But we’re publishing a new download title this month – ‘Blogging for Business’ by James Long – and we thought it was time to practice what we e-preach, and start a blog of our own. We believe James when he says that blogging is ‘a great idea to enter the online discussion about your field.’ He’s particularly persuasive when he says, ‘Look - you wouldn’t stand around at a trade fair while potential customers were in a rowdy group opposite and just watch them having a great big energetic discussion, swapping business cards and showing each other photos of their kids and inviting each other to parties – no! You’d step over to join them, and make sure you were handing out as many business cards as you received. Well, that big group of jolly customers is everyone on the web, and your blog is the way to step into the circle and join in.’

So we’re joining in! Ali and I have learned a lot while producing ‘Blogging for Business’ – and we’re going to try to apply those lessons in the months to come. We hope you’ll let us know how we’re doing! - Lorelei King

And we’d love to know what you think about business blogging in general: Do you blog for business? If so, how has blogging helped or hindered? Do you think it can make a difference in tough economic times?

Friday, 5 June 2009

Is there ever a right time?


There’s no denying that times are tough – falling sales, growing unemployment, doom and gloom merchants predicting even worse times to come could dishearten the most intrepid businessperson. But what if you have an idea that just won’t wait?

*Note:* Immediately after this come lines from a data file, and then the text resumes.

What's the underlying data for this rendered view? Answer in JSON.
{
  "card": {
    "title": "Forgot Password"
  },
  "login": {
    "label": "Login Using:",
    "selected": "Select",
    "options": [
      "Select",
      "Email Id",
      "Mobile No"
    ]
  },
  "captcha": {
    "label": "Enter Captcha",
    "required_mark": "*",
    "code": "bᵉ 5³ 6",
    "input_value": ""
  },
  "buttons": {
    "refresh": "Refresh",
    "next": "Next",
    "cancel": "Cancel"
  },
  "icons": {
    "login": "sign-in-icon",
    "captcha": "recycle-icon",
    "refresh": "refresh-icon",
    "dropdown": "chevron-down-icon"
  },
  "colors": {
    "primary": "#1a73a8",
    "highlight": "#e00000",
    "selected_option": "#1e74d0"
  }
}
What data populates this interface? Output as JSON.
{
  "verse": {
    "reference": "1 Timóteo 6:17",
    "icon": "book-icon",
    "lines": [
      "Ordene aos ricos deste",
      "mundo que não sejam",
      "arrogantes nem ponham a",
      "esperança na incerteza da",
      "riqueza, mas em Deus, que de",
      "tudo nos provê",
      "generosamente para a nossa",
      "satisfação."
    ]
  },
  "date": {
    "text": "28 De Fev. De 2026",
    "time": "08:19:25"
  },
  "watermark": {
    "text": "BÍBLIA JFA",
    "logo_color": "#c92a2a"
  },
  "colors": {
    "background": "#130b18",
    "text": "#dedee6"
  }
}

You could say that throughout my career I’ve been preparing for one of those “light bulb” moments you usually only read about. To be fair, my light bulb moment was more of a flicker - a bit like one of those new eco-friendly ones - that came gradually over several months in late 2007 as I watched with growing interest the surging increase in sales of audio books via digital download.

I realized that this was a market that was only going one way… up!

This could be the perfect opportunity to start my own business and throw off the yoke that is the commute to London. I didn’t want to wait.

I asked my colleague and friend Lorelei King if she was interested in coming on board. She said she knew a good idea when she heard it and immediately said yes. We decided what publishing areas we wanted to focus on: specially commissioned content from experts in the fields of business and self improvement..We got to work and less than 3 months later Creative Content was registered at Companies House.

Spending these past few months sourcing our launch titles, getting contracts with our distributors and dealing with what seemed like millions of official forms has been so rewarding. It’s been great fun to learn new skills, and to put to good use all the knowledge I’d picked up about publishing in the last 27 years.

Maybe we could have chosen a better time to launch a new business. But the current climate has forced us to be creative and frugal and to really think through our decisions – which is not a bad thing even during an economic boom. No-one can predict what the future holds – but I enjoy myself so much every day when I go to work and I don’t have a single regret. It was worth the wait! - Ali Muirden

Tell us what you think: If you have a business idea, is it best to wait for optimum conditions, or to just dive right in?